Dr. Sherry Larkin is a natural resource and environmental economist tenured in the Food and Resource Economics Department at UF. Her main area of interest involves projects relating to the sustainable use of marine resources. She earned her Ph.D. in agricultural and resource economics from Oregon State University and has been a faculty member at UF/IFAS since 2000.
Mr. Andrew Reich is the scientific advisor to the Chief of the Bureau of Environmental Health at Florida Department of Health. Mr. Reich has a M.S. degree in Public Health from the University of Alabama in Birmingham as well as a master’s degree in Medical Science from Emory University in Atlanta, Georgia with a concentration in Intensive Care Medicine.
Miss Rhonda Watkins is a principal environmental specialist with Collier County Pollution Control. She has been monitoring red tide for nearly 26 years and has participated in various research programs and grant panels involving red tide. She holds a bachelor’s degree in Biology from Wittenberg University with focused studies in limnology and aquatic biology including special studies in oceanography and marine biology completed at Duke University.

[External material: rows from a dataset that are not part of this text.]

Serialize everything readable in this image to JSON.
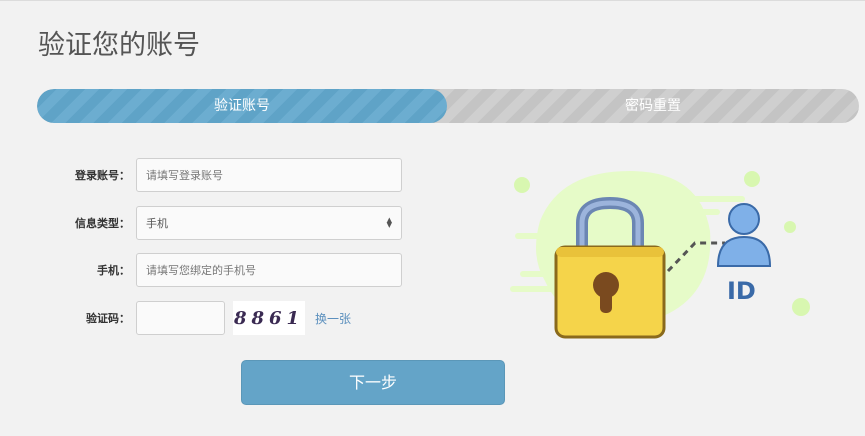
{
  "page": {
    "title": "验证您的账号"
  },
  "steps": [
    {
      "label": "验证账号",
      "active": true
    },
    {
      "label": "密码重置",
      "active": false
    }
  ],
  "form": {
    "account": {
      "label": "登录账号：",
      "placeholder": "请填写登录账号"
    },
    "info_type": {
      "label": "信息类型：",
      "value": "手机"
    },
    "phone": {
      "label": "手机：",
      "placeholder": "请填写您绑定的手机号"
    },
    "captcha": {
      "label": "验证码：",
      "image_text": "8861",
      "refresh_label": "换一张"
    },
    "submit_label": "下一步"
  },
  "illustration": {
    "id_text": "ID"
  },
  "colors": {
    "accent": "#64a4c8",
    "step_inactive": "#c8c8c8",
    "link": "#5a8fbd",
    "lock": "#f2cf45"
  }
}
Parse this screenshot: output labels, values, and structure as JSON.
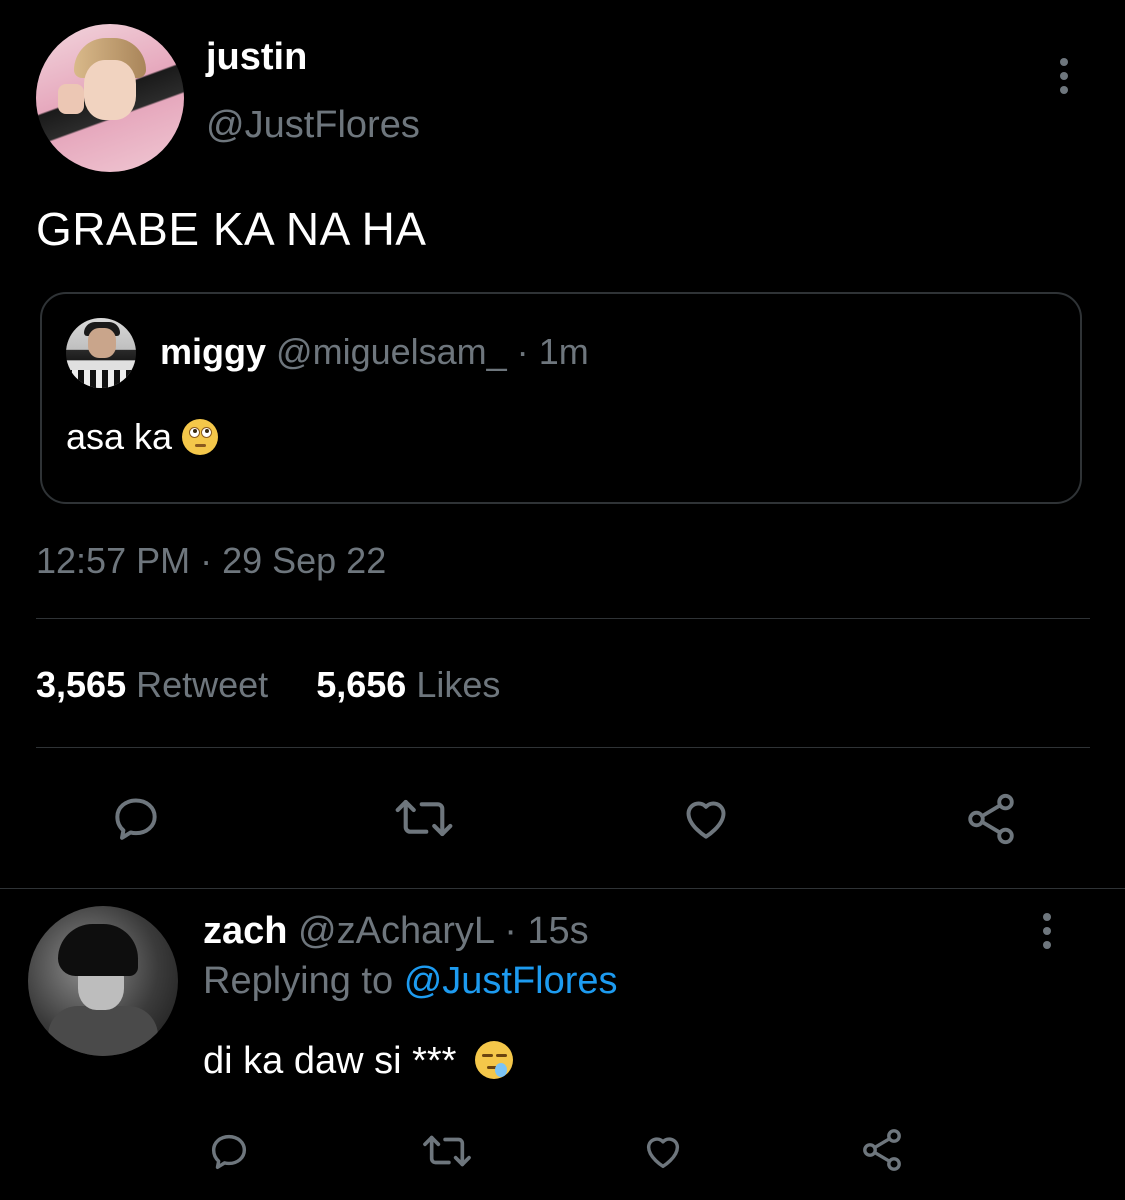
{
  "tweet": {
    "name": "justin",
    "handle": "@JustFlores",
    "text": "GRABE KA NA HA",
    "timestamp": "12:57 PM · 29 Sep 22",
    "more_icon": "more-vertical-icon"
  },
  "quote": {
    "name": "miggy",
    "handle": "@miguelsam_",
    "separator": "·",
    "time": "1m",
    "text": "asa ka",
    "emoji": "face-with-rolling-eyes"
  },
  "stats": {
    "retweets_count": "3,565",
    "retweets_label": "Retweet",
    "likes_count": "5,656",
    "likes_label": "Likes"
  },
  "actions": [
    "reply-icon",
    "retweet-icon",
    "like-icon",
    "share-icon"
  ],
  "reply": {
    "name": "zach",
    "handle": "@zAcharyL",
    "separator": "·",
    "time": "15s",
    "replying_prefix": "Replying to",
    "replying_to": "@JustFlores",
    "text": "di ka daw si ***",
    "emoji": "sleepy-face",
    "more_icon": "more-vertical-icon"
  },
  "colors": {
    "background": "#000000",
    "text": "#ffffff",
    "secondary": "#6e767d",
    "accent": "#1d9bf0",
    "border": "#2f3336"
  }
}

Mr. David Whiting works for the Florida Department of Environmental Protection as the deputy director over the Laboratory and Water Quality Standards Programs within the Division of Environmental Assessment and Restoration. Dave has a B.A. degree in Fisheries and Wildlife Management and a M.A. in Ecology from the University of Missouri-Columbia.
See the entire Friday press conference by clicking here.